Commissioned by the the Cinematheque, this was the second time Gary performed one of his live scores in the Henri Langlois Theatre, which was packed for his performance.

The film, written and directed by Hollywood maverick Von Stroheim and set in 1914 Vienna, concerns the romantic exploits of Prince Nikki, the scion of a once-noble family in decline. A dashing commander of a cavalry regiment and a heart-breaking rake, his tragic love affair with the virtuous Mitzi, played by a luminous Fay Wray, is delineated in delirious fashion.

The film pushes the boundaries stylistically and emotionally in typically over-the-top Von Stroheim fashion with many lavish baroque set-pieces (including a color sequence of the cavalry on parade, an immense and expensive recreation of Vienna's St. Stephen's Cathedral, and the construction of an entire apple orchard with actual apple blossoms tied to and then released from the trees to produce a cascading effect), and several black humorist touches (including a wild party in a house of ill repute patronized by both Prince Nikki and his father, and several references to a near-incestuous love affair between Nikki and his scheming mother).

Also starring Zasu Pitts, the film originally came in at just over 4 hours before being severely edited and split into two films, and was a failure at the box office upon release. But the film has grown in stature over the years with both critics and audiences' alike and is now regarded as one of Von Stroheim's best. Gary's score incorporates Viennese waltzes, Wagnerian leitmotivs, driving rhythms and forceful expressionist touches to breathe new life into this sardonic, hard-nosed classic from the Golden Age of Silent Film, which Von Stroheim dedicated to "True Lovers Everywhere".

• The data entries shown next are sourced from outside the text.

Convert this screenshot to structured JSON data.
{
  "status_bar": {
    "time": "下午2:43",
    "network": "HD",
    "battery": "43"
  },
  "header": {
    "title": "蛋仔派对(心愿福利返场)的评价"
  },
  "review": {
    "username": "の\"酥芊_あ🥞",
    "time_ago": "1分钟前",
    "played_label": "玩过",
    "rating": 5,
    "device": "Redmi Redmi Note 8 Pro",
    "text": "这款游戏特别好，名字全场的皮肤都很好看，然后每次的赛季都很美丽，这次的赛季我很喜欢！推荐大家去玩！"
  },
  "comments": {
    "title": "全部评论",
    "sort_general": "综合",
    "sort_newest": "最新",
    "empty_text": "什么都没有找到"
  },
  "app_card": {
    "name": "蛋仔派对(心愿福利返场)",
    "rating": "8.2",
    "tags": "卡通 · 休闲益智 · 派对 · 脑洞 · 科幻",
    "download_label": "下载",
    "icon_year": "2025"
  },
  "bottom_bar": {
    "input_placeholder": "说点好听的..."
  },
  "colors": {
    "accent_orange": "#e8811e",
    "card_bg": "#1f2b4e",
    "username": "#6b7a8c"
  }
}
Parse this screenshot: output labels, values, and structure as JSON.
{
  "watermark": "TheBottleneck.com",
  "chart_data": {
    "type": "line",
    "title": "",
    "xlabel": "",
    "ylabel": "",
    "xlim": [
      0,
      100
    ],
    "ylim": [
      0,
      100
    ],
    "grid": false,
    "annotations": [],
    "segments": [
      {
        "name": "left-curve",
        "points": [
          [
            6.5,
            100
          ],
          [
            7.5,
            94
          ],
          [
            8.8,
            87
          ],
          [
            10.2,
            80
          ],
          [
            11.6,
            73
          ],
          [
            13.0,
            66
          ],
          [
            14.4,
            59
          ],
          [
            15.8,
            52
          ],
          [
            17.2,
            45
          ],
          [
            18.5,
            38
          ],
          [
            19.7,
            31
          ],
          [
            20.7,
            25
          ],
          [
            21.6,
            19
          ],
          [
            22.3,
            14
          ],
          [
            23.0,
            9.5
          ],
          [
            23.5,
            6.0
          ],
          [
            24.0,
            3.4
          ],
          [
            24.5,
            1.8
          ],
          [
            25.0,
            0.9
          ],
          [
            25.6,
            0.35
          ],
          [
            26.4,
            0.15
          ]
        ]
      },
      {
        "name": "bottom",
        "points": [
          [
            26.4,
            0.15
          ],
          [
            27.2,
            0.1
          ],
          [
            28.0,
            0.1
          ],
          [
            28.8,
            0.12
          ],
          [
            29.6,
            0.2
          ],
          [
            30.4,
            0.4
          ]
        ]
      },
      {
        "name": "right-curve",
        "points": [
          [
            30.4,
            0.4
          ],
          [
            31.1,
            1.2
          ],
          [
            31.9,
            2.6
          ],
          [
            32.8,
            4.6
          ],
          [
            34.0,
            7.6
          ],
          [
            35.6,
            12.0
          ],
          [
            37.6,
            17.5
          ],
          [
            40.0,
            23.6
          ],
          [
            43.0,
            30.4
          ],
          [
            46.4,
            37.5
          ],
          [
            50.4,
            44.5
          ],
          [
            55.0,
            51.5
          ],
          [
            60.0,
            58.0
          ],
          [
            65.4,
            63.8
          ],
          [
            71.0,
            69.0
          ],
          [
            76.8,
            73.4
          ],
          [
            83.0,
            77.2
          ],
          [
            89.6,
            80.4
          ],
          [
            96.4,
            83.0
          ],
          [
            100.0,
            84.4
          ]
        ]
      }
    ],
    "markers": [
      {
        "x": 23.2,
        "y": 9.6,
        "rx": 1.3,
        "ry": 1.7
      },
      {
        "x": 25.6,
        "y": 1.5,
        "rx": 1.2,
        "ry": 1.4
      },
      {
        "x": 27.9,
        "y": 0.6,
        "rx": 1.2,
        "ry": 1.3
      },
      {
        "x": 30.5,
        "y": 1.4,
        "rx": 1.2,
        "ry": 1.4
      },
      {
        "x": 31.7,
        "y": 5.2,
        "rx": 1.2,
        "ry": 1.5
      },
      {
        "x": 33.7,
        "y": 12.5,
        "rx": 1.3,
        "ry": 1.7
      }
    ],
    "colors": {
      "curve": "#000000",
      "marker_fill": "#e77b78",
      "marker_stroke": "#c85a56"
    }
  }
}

photo by Nicolas Le Thierry d'Ennequin at la Cinematheque Francaise premiere 3/1/2019